**WHAT IS NEEDED:**
Gather all lines in the data that hold the string "Paramètres".

**DATASET:**
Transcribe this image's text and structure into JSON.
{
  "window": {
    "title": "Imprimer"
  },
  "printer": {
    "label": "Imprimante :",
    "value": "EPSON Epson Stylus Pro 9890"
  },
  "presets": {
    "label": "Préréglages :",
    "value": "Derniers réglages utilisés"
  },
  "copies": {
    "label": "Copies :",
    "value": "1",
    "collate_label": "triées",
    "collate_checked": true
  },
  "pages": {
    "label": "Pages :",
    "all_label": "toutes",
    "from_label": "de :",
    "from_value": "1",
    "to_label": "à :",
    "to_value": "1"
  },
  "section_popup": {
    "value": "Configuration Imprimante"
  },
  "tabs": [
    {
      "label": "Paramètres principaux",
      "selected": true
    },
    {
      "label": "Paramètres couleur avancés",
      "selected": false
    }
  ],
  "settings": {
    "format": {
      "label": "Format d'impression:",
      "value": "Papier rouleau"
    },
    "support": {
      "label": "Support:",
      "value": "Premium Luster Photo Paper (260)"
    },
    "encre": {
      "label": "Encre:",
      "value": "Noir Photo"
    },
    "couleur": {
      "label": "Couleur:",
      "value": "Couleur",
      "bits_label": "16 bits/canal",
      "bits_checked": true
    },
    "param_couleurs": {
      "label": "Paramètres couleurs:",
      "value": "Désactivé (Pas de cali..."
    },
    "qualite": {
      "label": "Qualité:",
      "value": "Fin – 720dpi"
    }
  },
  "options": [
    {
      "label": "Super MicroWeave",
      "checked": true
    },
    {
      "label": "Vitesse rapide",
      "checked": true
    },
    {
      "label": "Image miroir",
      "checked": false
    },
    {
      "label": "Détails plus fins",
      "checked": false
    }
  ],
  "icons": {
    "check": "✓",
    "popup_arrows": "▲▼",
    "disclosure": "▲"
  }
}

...

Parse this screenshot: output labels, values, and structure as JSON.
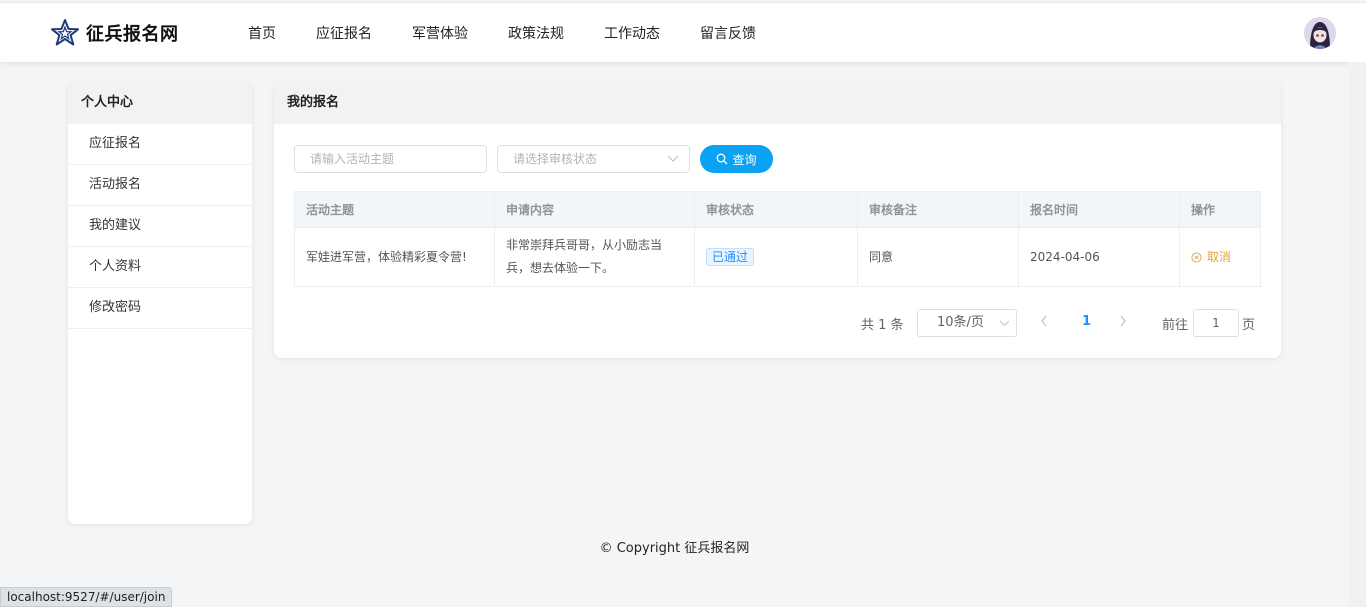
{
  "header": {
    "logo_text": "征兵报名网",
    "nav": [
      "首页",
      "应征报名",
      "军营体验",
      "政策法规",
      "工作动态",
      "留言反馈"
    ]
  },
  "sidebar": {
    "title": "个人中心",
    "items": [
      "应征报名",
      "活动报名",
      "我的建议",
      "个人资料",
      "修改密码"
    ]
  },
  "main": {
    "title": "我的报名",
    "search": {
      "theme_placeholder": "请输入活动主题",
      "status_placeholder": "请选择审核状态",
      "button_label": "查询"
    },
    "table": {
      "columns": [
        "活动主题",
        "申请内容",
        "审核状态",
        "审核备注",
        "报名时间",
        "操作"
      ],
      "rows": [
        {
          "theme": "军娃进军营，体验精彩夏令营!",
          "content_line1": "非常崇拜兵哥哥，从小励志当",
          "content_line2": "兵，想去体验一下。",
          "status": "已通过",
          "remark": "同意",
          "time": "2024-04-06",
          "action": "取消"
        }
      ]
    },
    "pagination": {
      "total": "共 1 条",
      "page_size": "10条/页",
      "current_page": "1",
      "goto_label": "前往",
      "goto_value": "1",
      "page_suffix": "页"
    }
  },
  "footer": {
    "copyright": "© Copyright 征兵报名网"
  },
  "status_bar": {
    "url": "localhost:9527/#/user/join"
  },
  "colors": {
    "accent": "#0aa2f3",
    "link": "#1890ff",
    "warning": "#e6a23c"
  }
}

**RESPONSE AREA:**
      "label": "Paramètres principaux",
      "label": "Paramètres couleur avancés",
      "label": "Paramètres couleurs:",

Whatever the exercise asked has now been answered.